> What this task involves: Each line with the word "JSON" must appear in the answer, copied from the records.

> Exercise materials:
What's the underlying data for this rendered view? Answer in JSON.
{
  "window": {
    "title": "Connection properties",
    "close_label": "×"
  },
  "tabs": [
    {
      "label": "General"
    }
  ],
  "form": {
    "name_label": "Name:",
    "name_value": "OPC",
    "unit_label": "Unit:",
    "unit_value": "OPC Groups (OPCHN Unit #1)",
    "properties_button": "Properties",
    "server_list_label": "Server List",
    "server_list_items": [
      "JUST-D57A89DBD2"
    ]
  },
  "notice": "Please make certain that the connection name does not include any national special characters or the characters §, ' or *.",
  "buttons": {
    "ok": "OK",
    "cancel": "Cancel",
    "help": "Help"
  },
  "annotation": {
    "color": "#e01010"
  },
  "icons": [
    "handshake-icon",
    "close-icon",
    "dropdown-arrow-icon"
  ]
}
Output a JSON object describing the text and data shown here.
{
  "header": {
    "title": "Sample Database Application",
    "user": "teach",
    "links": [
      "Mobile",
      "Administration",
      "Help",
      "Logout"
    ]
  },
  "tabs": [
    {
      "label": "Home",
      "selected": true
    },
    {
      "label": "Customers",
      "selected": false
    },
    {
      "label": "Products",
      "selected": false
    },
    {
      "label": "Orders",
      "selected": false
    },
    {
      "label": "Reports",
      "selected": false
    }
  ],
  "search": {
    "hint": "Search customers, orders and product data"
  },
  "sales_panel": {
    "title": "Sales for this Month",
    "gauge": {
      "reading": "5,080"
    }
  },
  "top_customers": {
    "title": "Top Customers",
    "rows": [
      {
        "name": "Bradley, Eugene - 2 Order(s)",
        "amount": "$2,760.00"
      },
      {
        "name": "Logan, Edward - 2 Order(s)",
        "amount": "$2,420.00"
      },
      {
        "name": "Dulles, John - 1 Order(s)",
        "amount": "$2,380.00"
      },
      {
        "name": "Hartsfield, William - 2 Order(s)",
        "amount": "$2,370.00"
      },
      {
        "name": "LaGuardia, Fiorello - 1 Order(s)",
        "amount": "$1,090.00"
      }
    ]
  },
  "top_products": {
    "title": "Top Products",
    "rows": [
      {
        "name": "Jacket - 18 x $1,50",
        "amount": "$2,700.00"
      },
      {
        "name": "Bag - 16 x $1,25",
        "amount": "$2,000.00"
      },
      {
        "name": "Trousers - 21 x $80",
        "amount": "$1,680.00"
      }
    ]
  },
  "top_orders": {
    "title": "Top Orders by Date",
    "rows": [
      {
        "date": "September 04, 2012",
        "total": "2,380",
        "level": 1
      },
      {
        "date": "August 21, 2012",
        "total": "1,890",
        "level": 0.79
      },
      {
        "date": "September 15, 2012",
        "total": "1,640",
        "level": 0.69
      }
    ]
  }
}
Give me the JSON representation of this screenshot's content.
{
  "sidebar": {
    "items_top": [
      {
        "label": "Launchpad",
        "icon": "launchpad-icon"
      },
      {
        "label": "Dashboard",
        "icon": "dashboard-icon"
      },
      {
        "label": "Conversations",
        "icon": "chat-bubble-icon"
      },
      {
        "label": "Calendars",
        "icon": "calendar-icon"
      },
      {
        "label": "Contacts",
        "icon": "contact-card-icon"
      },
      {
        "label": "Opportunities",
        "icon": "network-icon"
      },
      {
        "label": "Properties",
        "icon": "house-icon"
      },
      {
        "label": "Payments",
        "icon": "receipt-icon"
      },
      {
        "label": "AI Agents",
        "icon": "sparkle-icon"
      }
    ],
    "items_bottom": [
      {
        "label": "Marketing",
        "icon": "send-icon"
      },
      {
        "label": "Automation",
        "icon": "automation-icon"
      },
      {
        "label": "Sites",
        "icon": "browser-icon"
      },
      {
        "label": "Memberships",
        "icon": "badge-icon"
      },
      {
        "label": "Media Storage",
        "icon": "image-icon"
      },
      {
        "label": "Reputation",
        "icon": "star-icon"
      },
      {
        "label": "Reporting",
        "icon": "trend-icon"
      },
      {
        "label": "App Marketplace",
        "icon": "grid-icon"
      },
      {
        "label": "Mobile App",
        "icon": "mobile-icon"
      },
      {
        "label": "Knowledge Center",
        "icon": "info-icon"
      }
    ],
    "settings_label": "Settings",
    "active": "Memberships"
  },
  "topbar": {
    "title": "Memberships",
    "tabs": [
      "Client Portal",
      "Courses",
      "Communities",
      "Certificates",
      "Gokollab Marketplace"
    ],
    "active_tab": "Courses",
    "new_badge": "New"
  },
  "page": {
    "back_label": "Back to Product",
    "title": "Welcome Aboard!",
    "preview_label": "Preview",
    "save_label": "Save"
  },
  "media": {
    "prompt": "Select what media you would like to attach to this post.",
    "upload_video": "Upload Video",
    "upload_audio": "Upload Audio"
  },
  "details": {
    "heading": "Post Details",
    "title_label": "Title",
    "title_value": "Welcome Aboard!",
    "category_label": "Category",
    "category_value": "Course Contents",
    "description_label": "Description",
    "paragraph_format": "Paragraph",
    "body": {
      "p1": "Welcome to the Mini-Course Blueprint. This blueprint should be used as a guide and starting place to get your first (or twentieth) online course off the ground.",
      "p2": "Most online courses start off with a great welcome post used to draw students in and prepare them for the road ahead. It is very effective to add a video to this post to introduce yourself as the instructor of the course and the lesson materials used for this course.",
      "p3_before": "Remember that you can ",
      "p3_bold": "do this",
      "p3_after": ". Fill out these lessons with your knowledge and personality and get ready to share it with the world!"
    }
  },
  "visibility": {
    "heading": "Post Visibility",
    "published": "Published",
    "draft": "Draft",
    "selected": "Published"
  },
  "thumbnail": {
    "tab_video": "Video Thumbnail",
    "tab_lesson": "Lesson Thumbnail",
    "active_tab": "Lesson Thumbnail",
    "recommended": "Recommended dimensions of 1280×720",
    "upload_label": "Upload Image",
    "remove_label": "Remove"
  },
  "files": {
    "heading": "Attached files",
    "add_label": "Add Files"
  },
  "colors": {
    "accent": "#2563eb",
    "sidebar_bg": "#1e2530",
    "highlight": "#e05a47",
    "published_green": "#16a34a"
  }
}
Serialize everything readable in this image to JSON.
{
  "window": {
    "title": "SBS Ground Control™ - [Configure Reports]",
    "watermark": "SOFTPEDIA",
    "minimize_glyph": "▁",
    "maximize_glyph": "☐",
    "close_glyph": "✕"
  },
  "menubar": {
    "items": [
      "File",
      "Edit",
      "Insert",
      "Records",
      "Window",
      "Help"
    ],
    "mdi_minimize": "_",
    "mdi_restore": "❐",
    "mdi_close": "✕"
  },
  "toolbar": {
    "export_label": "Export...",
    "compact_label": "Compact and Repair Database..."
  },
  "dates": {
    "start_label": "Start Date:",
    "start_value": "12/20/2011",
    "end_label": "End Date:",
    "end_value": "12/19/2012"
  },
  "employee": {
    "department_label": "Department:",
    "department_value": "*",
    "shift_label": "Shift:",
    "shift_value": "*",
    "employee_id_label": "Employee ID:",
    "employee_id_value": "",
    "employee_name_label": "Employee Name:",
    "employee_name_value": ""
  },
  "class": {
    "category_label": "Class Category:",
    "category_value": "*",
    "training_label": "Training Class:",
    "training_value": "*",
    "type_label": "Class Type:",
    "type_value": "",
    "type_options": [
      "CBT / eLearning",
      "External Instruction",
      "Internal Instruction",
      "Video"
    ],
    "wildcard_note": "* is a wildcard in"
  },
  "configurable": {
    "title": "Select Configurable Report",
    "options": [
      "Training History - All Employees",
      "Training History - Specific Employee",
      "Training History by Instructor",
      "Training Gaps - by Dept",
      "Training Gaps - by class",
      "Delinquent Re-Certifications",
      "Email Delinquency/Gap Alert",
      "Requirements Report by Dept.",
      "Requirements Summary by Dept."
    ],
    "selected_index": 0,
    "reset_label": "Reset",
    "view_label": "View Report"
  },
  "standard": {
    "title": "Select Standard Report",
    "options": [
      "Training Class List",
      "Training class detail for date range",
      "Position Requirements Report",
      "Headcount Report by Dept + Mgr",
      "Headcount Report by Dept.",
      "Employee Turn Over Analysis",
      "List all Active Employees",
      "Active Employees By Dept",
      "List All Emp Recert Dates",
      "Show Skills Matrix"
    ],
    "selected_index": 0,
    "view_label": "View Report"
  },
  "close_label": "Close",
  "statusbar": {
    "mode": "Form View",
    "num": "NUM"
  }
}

> Solved problem:
What's the underlying data for this rendered view? Answer in JSON.
Output a JSON object describing the text and data shown here.
Give me the JSON representation of this screenshot's content.
Serialize everything readable in this image to JSON.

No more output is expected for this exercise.